  • Alan Cusack and Tara Whelan from Cork. Alan is based in UCC and is researching the manner in which the Irish criminal process addresses the specific needs of victims of crime with disabilities. Tara, a Carrigaline native, is a postgraduate scholar at UL, focusing on makerspaces, where new and experienced makers connect to work on tangible and meaningful projects. In particular, she investigates how teaching and social practice within makerspaces can support the participation of women and girls.
  • Aoife O’Brien and Robin Healy are flying the flag for Limerick. Aoife's research documents how Irish schools provide support for students experiencing bereavement and grief, with a view to informing policy and practice in this area. Robin's project investigates how we can develop best practice in strength training for athletes, especially elite sprinters.
  • From Tramore, Co. Waterford, Eoin Murray is based in Dublin City University. His research focuses on the development of a deloyable ion chromatography (IC) system capable of in-situ analysis of nutrients within various water systems. This IC system will be used as an early warning device for water pollution.
  • David Clare from Fanore is our Clare representative on this list. David, who is based in NUI Galway, is researching how, since the opening of the Abbey Theatre in 1904, Irish theatre-makers have imposed Irishness on the “English” plays written by Anglo-Irish playwrights such as Oliver Goldsmith and Oscar Wilde.
  • The final researcher highlighted on our list is Tipperary woman Deirdre Kilbane. Deirdre's research looks at state-of-the-art applications of magnetisation, especially giant-magneto-resistance devices used to read data in hard disks. Her project also extends into the use of single molecular magnets (SSM) in, for example, quantum computing, high-density information storage and magnetic refrigeration as a less expensive alternative to superconductive cooling.

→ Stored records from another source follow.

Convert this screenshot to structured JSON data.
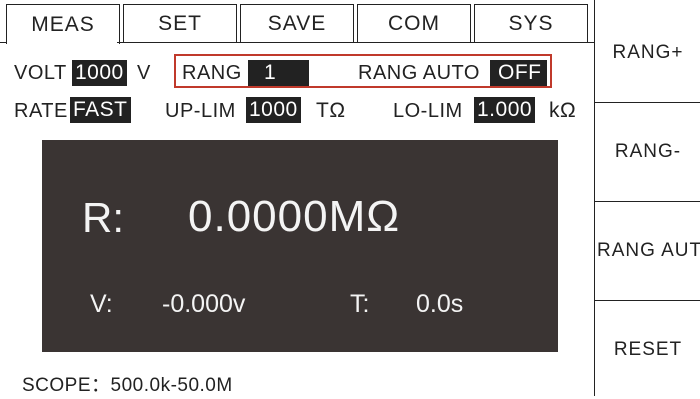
{
  "tabs": [
    {
      "label": "MEAS",
      "active": true
    },
    {
      "label": "SET",
      "active": false
    },
    {
      "label": "SAVE",
      "active": false
    },
    {
      "label": "COM",
      "active": false
    },
    {
      "label": "SYS",
      "active": false
    }
  ],
  "params": {
    "volt_label": "VOLT",
    "volt_value": "1000",
    "volt_unit": "V",
    "rang_label": "RANG",
    "rang_value": "1",
    "rang_auto_label": "RANG AUTO",
    "rang_auto_value": "OFF",
    "rate_label": "RATE",
    "rate_value": "FAST",
    "uplim_label": "UP-LIM",
    "uplim_value": "1000",
    "uplim_unit": "TΩ",
    "lolim_label": "LO-LIM",
    "lolim_value": "1.000",
    "lolim_unit": "kΩ"
  },
  "display": {
    "r_label": "R:",
    "r_value": "0.0000MΩ",
    "v_label": "V:",
    "v_value": "-0.000v",
    "t_label": "T:",
    "t_value": "0.0s"
  },
  "scope": "SCOPE：500.0k-50.0M",
  "side_buttons": [
    "RANG+",
    "RANG-",
    "RANG AUTO",
    "RESET"
  ],
  "colors": {
    "display_bg": "#3a3433",
    "highlight_border": "#c0392b",
    "value_bg": "#222222"
  }
}
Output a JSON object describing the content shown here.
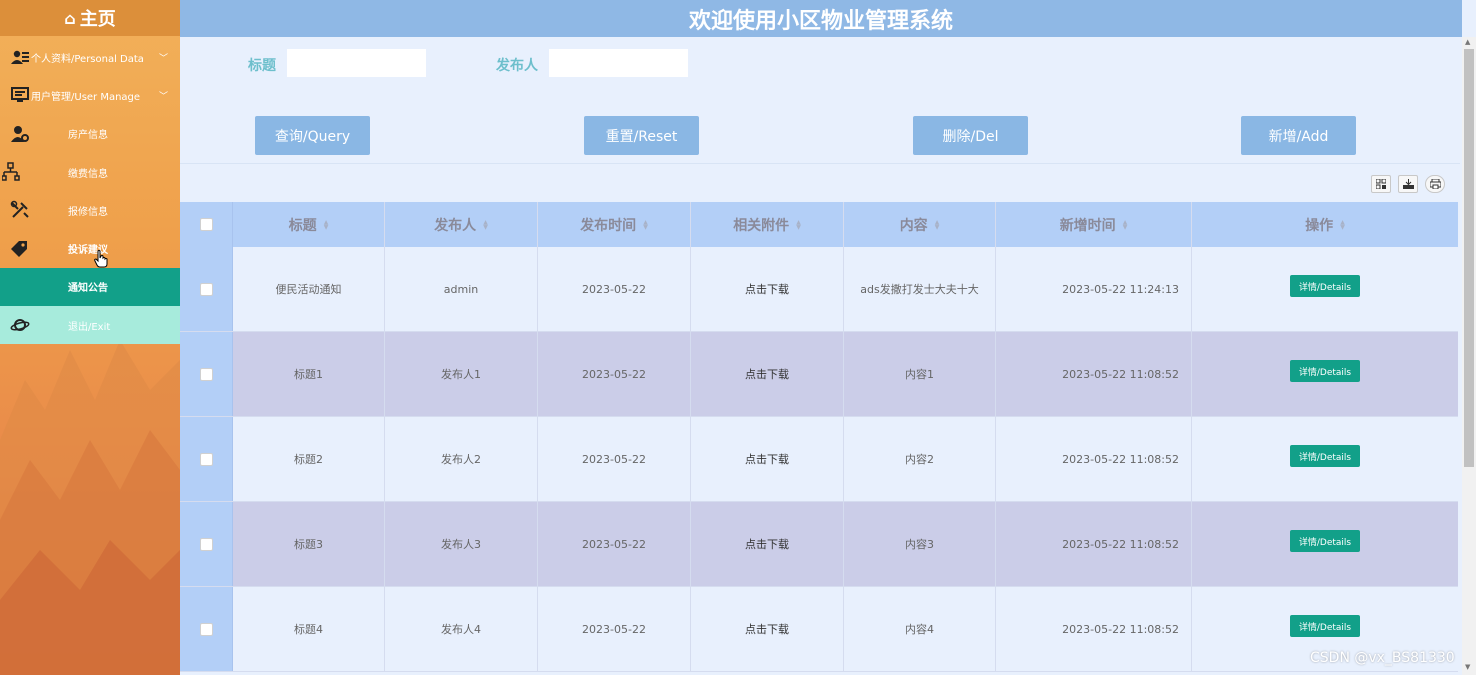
{
  "header": {
    "title": "欢迎使用小区物业管理系统"
  },
  "sidebar": {
    "home_label": "主页",
    "items": [
      {
        "label": "个人资料/Personal Data",
        "icon": "user-card-icon",
        "has_chevron": true
      },
      {
        "label": "用户管理/User Manage",
        "icon": "monitor-icon",
        "has_chevron": true
      },
      {
        "label": "房产信息",
        "icon": "user-gear-icon"
      },
      {
        "label": "缴费信息",
        "icon": "sitemap-icon"
      },
      {
        "label": "报修信息",
        "icon": "tools-icon"
      },
      {
        "label": "投诉建议",
        "icon": "tags-icon"
      },
      {
        "label": "通知公告",
        "icon": "",
        "active": true
      },
      {
        "label": "退出/Exit",
        "icon": "planet-icon"
      }
    ]
  },
  "search": {
    "title_label": "标题",
    "publisher_label": "发布人",
    "title_value": "",
    "publisher_value": ""
  },
  "buttons": {
    "query": "查询/Query",
    "reset": "重置/Reset",
    "delete": "删除/Del",
    "add": "新增/Add"
  },
  "table": {
    "columns": [
      "标题",
      "发布人",
      "发布时间",
      "相关附件",
      "内容",
      "新增时间",
      "操作"
    ],
    "rows": [
      {
        "title": "便民活动通知",
        "publisher": "admin",
        "publish_date": "2023-05-22",
        "attachment": "点击下载",
        "content": "ads发撒打发士大夫十大",
        "created": "2023-05-22 11:24:13",
        "action": "详情/Details"
      },
      {
        "title": "标题1",
        "publisher": "发布人1",
        "publish_date": "2023-05-22",
        "attachment": "点击下载",
        "content": "内容1",
        "created": "2023-05-22 11:08:52",
        "action": "详情/Details"
      },
      {
        "title": "标题2",
        "publisher": "发布人2",
        "publish_date": "2023-05-22",
        "attachment": "点击下载",
        "content": "内容2",
        "created": "2023-05-22 11:08:52",
        "action": "详情/Details"
      },
      {
        "title": "标题3",
        "publisher": "发布人3",
        "publish_date": "2023-05-22",
        "attachment": "点击下载",
        "content": "内容3",
        "created": "2023-05-22 11:08:52",
        "action": "详情/Details"
      },
      {
        "title": "标题4",
        "publisher": "发布人4",
        "publish_date": "2023-05-22",
        "attachment": "点击下载",
        "content": "内容4",
        "created": "2023-05-22 11:08:52",
        "action": "详情/Details"
      }
    ]
  },
  "watermark": "CSDN @vx_BS81330",
  "colors": {
    "header_bg": "#8fb8e5",
    "button_bg": "#8ab7e4",
    "accent_teal": "#12a089",
    "exit_bg": "#a7ebdc",
    "sidebar_orange": "#efa04b",
    "row_alt": "#cbcde8",
    "table_header": "#b3cff7"
  }
}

These are just a selection of the Munster natives – past and present – who have made waves in Irish research.  Let us know what you think on Facebook and Twitter, and check back soon for the next provincial round-up of research heroes.